- White powder around the nostrils
- Frequent sniffling or runny nose
- Dilated pupils
- Mood swings
- Loss of appetite
- Poor performance in school or work
- Legal and financial troubles
Meth is incredibly addictive. Once someone tries it, they may immediately want more due to the euphoric high it creates. When the first high wears off, the second dose will not be as strong because the brain can only release a certain amount of dopamine at once. The more someone does meth, the weaker the potency will seem, indicating that their tolerance is higher. They will start taking larger doses to achieve a stronger high and quickly become addicted. Meth’s effects tend to last longer because of the prolonged dopamine release. It can take up to 12 hours for half of the drug to pass from the body.
Symptoms of meth addiction include:
- Withdrawal from the activities you enjoy
- Lying about your activities or whereabouts
- Unexplained weight loss
- Strange sleep patterns
- Dilated pupils
- Tooth decay or missing teeth
- Skin picking or sores on the skin
- Increased distractibility
- Excessive talking
Is Meth or Cocaine Stronger?
Meth is notorious for its physical effects on the body, which are not frequently associated with cocaine. People who get caught in a cycle of meth abuse often experience tooth decay, skin irritations, and malnutrition. However, many of these are meth’s indirect effects. Meth users may experience stimulant psychosis in the form of seeing or feeling bugs crawling on their skin.

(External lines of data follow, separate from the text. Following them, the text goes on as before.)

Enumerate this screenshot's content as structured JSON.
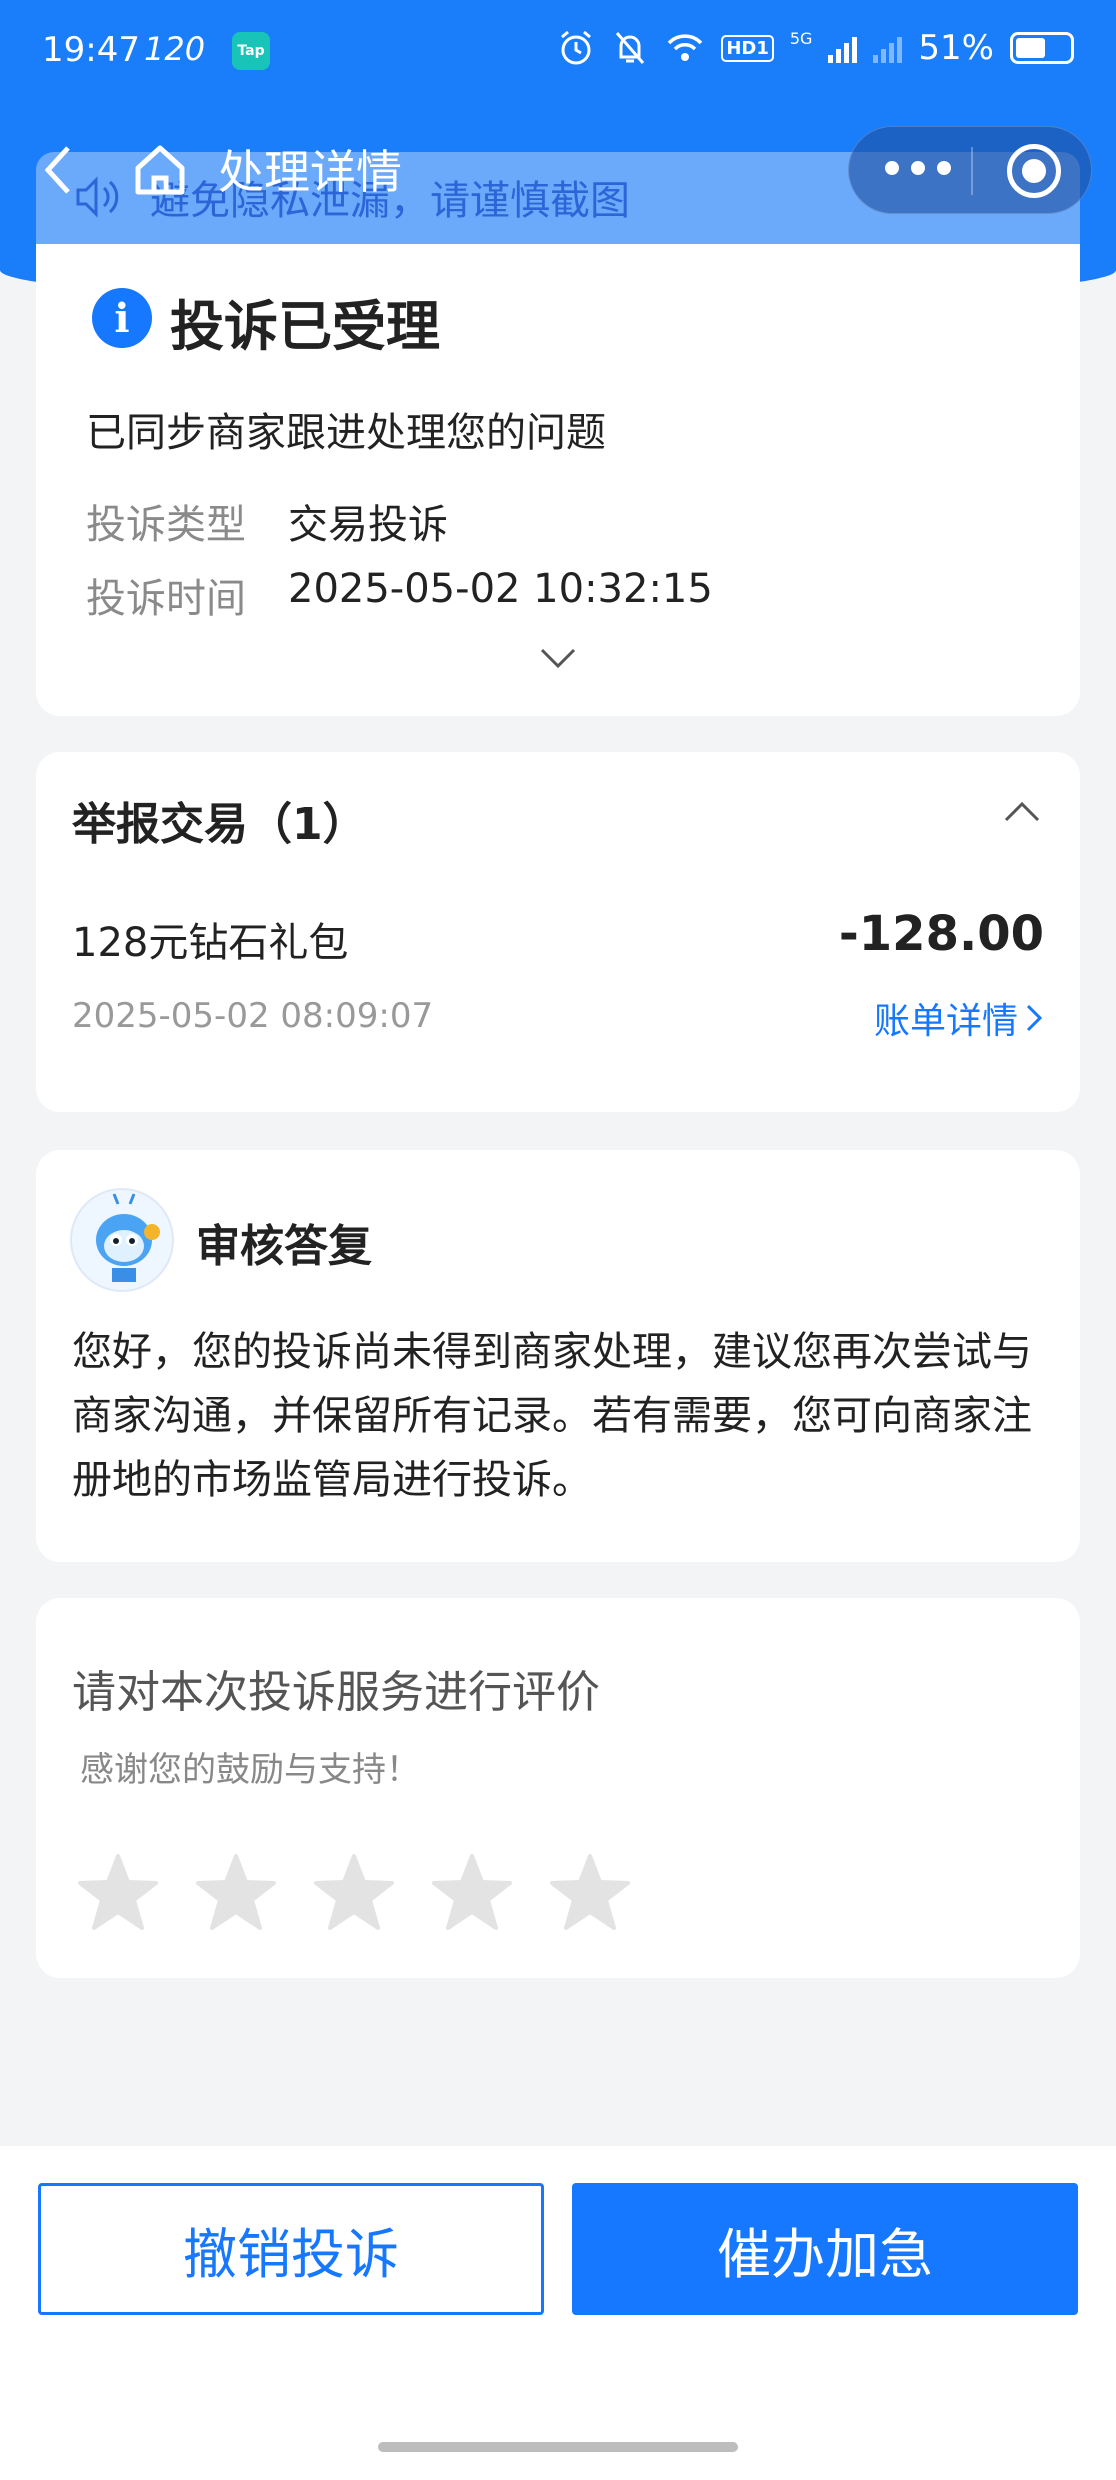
{
  "status_bar": {
    "time": "19:47",
    "refresh_rate": "120",
    "app_badge": "Tap",
    "hd_label": "HD1",
    "network": "5G",
    "battery": "51%"
  },
  "nav": {
    "title": "处理详情"
  },
  "notice": {
    "text": "避免隐私泄漏，请谨慎截图"
  },
  "status_card": {
    "icon_letter": "i",
    "title": "投诉已受理",
    "description": "已同步商家跟进处理您的问题",
    "fields": [
      {
        "label": "投诉类型",
        "value": "交易投诉"
      },
      {
        "label": "投诉时间",
        "value": "2025-05-02 10:32:15"
      }
    ]
  },
  "transaction_card": {
    "title": "举报交易（1）",
    "item_name": "128元钻石礼包",
    "amount": "-128.00",
    "time": "2025-05-02 08:09:07",
    "detail_link": "账单详情"
  },
  "reply_card": {
    "title": "审核答复",
    "content": "您好，您的投诉尚未得到商家处理，建议您再次尝试与商家沟通，并保留所有记录。若有需要，您可向商家注册地的市场监管局进行投诉。"
  },
  "rating_card": {
    "title": "请对本次投诉服务进行评价",
    "subtitle": "感谢您的鼓励与支持！",
    "stars_selected": 0,
    "stars_total": 5
  },
  "actions": {
    "cancel_label": "撤销投诉",
    "urge_label": "催办加急"
  },
  "colors": {
    "primary": "#1677ff",
    "header": "#1a7dfa",
    "background": "#f3f4f6"
  }
}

This combines with meth’s ability to cause itchy skin to cause users to scratch at their skin compulsively, leading to lesions and scars. Intense stimulants may also cause teeth grinding, which can wear away enamel and lead to tooth decay.
Still, many of these severe side effects are caused by meth’s intensity as a stimulant. Does that mean meth is stronger?
Both meth and cocaine are active with a dose of around 5 mg. Common illicit drug use can involve the use of doses around 30 mg. When it comes to the potency of a single dose, both stimulants are fairly evenly matched. However, meth lasts longer in the body, and it has the additional effect of causing more dopamine to be released. Even though they have similar effective doses, meth may have more intense stimulating effects.
However, that doesn’t mean meth is inherently more pleasant to illicit stimulant users. Meth’s intense effects can also mean more intense side effects like paranoia, sweating, and panic.
Meth and cocaine are dangerous drugs that can lead to substance use disorders and potentially dangerous overdoses. Using high doses of either stimulant can cause you to experience heart palpitations, chest pains, heart attack, and stroke. Long-term meth or cocaine addiction can also lead to problems with your health, social life, and financial stability.
Cocaine and Meth Addiction Treatment
Even though cocaine and meth can cause chronic substance use issues, addiction can be treated effectively. Addiction is a disease that affects the way your brain’s reward system interacts with drugs. Your reward system is designed to work with chemicals like dopamine, and other feel-good chemicals, to encourage you to repeat important tasks like finding food and companionship. Meth and cocaine cause an unnatural increase in dopamine levels in the brain, causing your reward system to mistake one of these stimulant drugs for an important task.
Addiction can cause powerful drug cravings that become out of control quickly. However, addiction can be treated with medications and therapies. Medications may be used to ease your transition from chemical dependence to sobriety. Stimulants don’t usually cause dangerous withdrawal symptoms, but they can cause uncomfortable symptoms like hypersomnia, fatigue, lethargy, depression, and suicidal thoughts. Going through withdrawal with help can make it safer and easier to manage.
Treatment can involve several approaches, including many psychotherapies. Cognitive behavioral therapy, group therapy, one-on-one therapy, and other options may be helpful. Addiction treatment is a personalized process. When you enter an addiction treatment program, you’ll create a personalized treatment plan with the help of your therapist.